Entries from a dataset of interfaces
....................
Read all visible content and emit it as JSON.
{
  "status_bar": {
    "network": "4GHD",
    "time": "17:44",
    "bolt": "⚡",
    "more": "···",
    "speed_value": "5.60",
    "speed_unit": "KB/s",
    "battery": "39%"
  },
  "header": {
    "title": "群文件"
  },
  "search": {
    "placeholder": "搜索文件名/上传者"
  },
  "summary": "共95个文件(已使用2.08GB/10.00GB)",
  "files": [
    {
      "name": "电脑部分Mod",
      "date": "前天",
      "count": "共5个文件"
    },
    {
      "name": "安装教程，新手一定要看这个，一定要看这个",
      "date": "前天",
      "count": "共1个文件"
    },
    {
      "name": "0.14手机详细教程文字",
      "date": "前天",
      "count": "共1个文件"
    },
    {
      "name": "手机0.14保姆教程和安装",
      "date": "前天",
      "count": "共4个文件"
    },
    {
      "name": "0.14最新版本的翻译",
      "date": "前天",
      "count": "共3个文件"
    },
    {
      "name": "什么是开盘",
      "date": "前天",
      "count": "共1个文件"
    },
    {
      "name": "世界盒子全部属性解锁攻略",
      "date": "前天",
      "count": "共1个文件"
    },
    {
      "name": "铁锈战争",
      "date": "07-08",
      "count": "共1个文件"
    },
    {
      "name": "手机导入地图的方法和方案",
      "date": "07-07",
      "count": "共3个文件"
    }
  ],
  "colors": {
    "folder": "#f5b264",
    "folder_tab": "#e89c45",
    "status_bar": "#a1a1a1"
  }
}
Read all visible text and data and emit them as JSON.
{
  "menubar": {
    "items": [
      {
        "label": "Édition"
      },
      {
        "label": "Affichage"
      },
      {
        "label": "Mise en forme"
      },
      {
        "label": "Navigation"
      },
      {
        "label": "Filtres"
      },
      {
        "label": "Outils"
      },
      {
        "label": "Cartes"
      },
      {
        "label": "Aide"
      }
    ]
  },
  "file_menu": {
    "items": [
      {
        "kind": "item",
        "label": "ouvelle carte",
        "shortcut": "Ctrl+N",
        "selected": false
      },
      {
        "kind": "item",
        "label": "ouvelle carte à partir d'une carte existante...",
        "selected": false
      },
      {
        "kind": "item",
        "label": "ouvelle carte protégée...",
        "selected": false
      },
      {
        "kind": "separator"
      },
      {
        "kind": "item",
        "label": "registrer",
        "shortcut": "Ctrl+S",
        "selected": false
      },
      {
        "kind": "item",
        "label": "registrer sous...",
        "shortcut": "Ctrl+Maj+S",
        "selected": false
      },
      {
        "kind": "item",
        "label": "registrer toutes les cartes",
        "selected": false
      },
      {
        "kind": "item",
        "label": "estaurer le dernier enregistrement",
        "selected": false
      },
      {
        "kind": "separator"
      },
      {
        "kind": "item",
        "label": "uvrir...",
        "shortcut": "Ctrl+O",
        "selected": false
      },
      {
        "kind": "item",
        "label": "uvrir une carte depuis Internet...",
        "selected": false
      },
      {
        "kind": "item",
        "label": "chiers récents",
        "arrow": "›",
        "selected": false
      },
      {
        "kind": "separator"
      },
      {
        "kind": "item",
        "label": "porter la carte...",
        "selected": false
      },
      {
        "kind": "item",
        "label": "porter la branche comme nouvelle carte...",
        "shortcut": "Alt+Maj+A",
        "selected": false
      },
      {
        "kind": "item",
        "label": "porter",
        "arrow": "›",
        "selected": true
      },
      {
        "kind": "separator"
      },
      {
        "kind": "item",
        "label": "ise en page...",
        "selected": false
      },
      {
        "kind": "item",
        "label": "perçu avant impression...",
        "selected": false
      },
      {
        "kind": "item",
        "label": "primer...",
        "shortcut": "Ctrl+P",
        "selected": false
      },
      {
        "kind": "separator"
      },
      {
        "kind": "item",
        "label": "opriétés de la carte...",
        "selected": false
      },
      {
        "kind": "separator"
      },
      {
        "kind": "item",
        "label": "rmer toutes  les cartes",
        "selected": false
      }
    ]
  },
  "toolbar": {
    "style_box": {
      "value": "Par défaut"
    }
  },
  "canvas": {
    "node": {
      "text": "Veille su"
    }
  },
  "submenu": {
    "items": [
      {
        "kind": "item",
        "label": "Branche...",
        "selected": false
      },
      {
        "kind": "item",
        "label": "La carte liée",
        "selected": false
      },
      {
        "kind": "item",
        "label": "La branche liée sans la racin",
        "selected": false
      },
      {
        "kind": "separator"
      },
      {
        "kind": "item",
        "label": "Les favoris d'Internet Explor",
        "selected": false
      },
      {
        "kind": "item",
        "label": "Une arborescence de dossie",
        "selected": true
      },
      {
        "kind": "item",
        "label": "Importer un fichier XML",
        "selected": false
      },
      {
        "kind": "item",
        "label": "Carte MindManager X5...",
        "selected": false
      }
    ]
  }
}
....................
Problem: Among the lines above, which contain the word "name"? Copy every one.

Task response:
      "name": "电脑部分Mod",
      "name": "安装教程，新手一定要看这个，一定要看这个",
      "name": "0.14手机详细教程文字",
      "name": "手机0.14保姆教程和安装",
      "name": "0.14最新版本的翻译",
      "name": "什么是开盘",
      "name": "世界盒子全部属性解锁攻略",
      "name": "铁锈战争",
      "name": "手机导入地图的方法和方案",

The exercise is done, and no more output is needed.